One out of five plant species are threatened with extinction. Almost a quarter of mammal species are endangered. The situation is just as bad or worse for reptiles (21% endangered), amphibians (30%), fish (21%), insects (22%) and mollusks (41%). Birds are doing slightly better (“just” 12% endangered). Habitat loss is the main culprit. The conversion of forested land for agriculture is the principal driver of habitat loss – accounting for a whopping 80% of deforestation worldwide.
So if we’re serious about saving the world’s flora and fauna, we have to prioritize shrinking the amount of land devoted to agriculture. We do that by increasing agricultural productivity, reducing food waste, changing dietary habits, and not having as many babies.
I’ll focus on agricultural productivity. Subsistence farming is unproductive. Subsistence farmers don’t have the resources or knowledge to use their land efficiently or sustainably. We need to do all we can to help these poor farmers find another livelihood.
Nor is organic agriculture all that productive. On average, organic farming requires much more land than conventional farming to achieve the same output. How much more land? As one commentator put it:
“To have raised all U.S. crops as organic in 2014 would have required farming of one hundred nine million more acres of land. That is an area equivalent to all the parkland and wildland areas in the lower 48 states or 1.8 times as much as all the urban land in the nation.”
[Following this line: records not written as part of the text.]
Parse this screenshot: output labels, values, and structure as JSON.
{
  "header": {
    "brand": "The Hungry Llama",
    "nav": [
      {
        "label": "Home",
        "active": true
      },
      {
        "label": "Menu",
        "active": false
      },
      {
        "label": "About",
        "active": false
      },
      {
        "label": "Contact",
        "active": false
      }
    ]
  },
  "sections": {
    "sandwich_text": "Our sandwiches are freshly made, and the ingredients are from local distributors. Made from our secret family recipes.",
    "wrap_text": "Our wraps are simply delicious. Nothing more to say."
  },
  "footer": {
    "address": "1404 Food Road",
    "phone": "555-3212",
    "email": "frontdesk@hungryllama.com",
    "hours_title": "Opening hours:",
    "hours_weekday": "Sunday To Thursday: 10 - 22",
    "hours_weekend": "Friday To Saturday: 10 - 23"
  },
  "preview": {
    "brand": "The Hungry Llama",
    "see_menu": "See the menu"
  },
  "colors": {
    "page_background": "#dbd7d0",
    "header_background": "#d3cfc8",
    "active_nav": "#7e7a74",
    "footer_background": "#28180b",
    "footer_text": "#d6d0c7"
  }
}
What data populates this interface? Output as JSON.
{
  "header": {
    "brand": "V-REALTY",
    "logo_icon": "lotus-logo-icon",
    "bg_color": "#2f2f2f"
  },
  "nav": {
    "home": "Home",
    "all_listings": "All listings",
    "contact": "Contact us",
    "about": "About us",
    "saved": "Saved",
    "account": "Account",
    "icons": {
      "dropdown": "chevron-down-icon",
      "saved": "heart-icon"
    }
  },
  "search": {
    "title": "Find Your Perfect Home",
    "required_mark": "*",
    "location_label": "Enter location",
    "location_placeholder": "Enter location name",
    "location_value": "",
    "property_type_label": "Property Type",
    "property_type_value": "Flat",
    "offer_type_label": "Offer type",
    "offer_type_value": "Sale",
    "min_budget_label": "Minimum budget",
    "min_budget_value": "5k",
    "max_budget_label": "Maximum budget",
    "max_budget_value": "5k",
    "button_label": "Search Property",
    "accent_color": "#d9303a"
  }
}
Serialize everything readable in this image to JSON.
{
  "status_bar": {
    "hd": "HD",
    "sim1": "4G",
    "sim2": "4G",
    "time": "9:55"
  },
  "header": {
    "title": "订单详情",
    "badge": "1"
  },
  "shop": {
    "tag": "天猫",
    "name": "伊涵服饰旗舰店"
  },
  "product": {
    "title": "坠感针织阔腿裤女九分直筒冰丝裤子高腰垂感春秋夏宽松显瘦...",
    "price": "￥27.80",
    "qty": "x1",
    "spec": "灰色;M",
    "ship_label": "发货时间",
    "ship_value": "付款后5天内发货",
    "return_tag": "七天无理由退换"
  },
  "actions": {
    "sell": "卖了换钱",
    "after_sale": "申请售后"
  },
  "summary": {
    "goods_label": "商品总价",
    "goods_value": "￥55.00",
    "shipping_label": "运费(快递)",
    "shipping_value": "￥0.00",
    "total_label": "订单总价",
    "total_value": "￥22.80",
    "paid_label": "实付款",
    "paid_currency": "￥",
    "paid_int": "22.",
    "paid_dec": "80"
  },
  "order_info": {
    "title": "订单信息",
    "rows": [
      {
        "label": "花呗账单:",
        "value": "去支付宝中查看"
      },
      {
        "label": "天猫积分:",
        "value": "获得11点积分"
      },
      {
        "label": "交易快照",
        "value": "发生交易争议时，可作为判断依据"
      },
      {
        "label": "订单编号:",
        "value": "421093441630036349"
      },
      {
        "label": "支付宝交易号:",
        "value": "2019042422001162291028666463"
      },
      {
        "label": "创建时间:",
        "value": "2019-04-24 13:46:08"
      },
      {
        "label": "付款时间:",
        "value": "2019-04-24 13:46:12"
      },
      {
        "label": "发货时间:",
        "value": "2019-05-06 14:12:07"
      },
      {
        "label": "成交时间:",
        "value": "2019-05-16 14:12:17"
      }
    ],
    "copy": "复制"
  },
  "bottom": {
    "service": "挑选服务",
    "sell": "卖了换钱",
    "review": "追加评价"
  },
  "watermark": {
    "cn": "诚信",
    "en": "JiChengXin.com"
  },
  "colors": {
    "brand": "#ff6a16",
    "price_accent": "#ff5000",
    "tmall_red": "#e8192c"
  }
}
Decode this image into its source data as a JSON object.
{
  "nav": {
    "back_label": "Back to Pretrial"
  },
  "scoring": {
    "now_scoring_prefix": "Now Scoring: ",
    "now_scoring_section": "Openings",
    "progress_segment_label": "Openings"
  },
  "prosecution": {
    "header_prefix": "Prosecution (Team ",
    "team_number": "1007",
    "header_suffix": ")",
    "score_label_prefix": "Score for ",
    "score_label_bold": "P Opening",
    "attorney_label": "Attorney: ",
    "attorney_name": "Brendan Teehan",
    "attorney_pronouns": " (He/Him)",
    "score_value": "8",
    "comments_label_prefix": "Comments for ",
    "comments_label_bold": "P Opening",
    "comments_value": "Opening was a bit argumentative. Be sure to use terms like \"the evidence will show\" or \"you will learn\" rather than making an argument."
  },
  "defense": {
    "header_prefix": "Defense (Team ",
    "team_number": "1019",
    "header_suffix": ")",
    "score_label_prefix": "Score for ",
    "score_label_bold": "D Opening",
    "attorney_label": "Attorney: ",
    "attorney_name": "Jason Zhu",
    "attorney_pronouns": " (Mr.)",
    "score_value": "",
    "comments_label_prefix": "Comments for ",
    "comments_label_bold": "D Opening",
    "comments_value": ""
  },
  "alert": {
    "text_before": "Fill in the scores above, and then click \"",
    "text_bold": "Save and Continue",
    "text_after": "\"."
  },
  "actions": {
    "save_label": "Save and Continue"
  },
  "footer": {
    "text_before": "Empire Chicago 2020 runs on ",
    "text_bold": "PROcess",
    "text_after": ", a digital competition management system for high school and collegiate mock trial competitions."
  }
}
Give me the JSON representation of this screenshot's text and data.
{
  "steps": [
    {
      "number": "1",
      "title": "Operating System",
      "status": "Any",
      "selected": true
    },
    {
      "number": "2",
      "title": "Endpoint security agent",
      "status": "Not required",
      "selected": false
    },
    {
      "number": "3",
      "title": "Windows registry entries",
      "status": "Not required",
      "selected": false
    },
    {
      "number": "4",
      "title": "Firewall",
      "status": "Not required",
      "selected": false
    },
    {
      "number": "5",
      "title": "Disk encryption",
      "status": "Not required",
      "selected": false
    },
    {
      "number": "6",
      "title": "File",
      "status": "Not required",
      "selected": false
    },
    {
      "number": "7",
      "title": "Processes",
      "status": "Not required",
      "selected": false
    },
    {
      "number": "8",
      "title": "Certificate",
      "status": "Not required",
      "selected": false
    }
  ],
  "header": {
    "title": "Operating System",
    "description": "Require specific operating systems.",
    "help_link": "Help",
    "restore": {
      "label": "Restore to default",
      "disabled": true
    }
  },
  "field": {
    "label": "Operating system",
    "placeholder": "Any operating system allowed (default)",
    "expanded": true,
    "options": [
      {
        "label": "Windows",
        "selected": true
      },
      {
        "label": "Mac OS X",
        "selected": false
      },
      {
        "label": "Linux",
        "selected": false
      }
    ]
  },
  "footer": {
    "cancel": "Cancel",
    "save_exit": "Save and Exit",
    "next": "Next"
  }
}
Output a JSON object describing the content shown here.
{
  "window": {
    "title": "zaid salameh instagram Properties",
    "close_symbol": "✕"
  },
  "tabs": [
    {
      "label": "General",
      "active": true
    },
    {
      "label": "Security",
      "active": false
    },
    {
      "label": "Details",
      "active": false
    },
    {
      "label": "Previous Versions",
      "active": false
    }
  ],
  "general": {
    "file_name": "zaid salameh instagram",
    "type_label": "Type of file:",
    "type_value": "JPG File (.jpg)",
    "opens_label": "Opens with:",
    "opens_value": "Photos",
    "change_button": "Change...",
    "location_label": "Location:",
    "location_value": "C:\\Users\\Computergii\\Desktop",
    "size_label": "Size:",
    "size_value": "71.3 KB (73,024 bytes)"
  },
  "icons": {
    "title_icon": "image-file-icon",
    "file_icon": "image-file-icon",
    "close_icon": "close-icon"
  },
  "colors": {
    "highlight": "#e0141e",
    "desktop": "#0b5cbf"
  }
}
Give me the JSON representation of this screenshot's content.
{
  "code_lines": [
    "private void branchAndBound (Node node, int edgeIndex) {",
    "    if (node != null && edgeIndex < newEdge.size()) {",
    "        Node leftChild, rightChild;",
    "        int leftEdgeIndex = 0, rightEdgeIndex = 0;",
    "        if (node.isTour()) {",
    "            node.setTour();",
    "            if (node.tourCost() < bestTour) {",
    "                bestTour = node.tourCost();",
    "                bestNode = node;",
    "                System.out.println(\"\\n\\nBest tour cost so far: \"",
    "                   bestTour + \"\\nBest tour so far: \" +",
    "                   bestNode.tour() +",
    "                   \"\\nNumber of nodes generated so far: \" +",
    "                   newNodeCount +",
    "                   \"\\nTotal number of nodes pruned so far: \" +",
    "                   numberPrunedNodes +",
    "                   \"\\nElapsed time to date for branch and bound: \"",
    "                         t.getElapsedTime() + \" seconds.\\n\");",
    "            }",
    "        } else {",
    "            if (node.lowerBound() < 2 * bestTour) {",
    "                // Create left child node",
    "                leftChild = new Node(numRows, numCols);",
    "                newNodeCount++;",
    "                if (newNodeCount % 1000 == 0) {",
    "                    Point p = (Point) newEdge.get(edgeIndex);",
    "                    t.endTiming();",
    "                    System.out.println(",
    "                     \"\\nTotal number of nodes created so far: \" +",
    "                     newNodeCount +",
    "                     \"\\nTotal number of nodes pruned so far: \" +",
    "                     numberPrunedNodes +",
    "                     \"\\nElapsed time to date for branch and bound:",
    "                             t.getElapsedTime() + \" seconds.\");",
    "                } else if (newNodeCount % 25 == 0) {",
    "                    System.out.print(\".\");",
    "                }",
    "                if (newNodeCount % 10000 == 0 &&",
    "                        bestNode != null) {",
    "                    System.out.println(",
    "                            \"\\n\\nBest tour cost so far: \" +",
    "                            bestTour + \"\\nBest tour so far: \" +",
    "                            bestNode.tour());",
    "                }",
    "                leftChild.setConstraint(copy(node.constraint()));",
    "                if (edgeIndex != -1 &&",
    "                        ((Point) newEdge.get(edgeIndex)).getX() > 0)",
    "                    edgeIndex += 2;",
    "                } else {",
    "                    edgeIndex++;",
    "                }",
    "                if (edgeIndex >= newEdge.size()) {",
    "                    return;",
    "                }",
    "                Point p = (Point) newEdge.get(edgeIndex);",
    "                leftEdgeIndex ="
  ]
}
The way to go is conventional commercial farming. These farms can be small (to a point) and have less environmental impact than organic farming – and not just because they require less land. Don’t believe me? Then check out the recent meta-analysis Does organic farming reduce environmental impacts?. To quote:
“…ammonia emissions, nitrogen leaching and nitrous oxide emissions per product unit were higher from organic systems. Organic systems had lower energy requirements, but higher land use, eutrophication* potential and acidification potential per product unit.”
Between product improvements and targeted application, artificial fertilizers and pesticides have become safer over the years. Conventional agriculture has embraced sustainable practices, such as no-till, and continues to evolve. But the best thing about conventional agriculture is that it can feed more mouths on less land than other types of farming. And that means more land can be freed up for endangered species – which need all the land they can get.
* a form of water pollution from fertilizer runoff.
Saragusty J. Genome banking for vertebrates wildlife conservation. In: Katkov I, editor. Current Frontiers in Cryobiology. Croatia: InTech; 2012. pp. 293–368. 574.
Steven Savage The Lower Productivity Of Organic Farming: A New Analysis And Its Big Implications Oct 9, 2015 http://www.forbes.com/sites/stevensavage/2015/10/09/the-organic-farming-yield-gap/#b13b518240fa
The Lower Productivity Of Organic Farming: A New Analysis And Its Big Implications Oct 9, 2015 http://www.forbes.com/sites/stevensavage/2015/10/09/the-organic-farming-yield-gap/#b13b518240fa
Tuomisto, H.L., Hodge, I.D., Riordan, P. & Macdonald, D.W. (2012) Does organic farming reduce environmental impacts? – a meta-analysis of European research. Journal of Environmental Management, 112, 309–320.
Wageningen University and Research Centre. "Agriculture is the direct driver for worldwide deforestation." ScienceDaily. ScienceDaily, 25 September 2012. www.sciencedaily.com/releases/2012/09/120925091608.htm .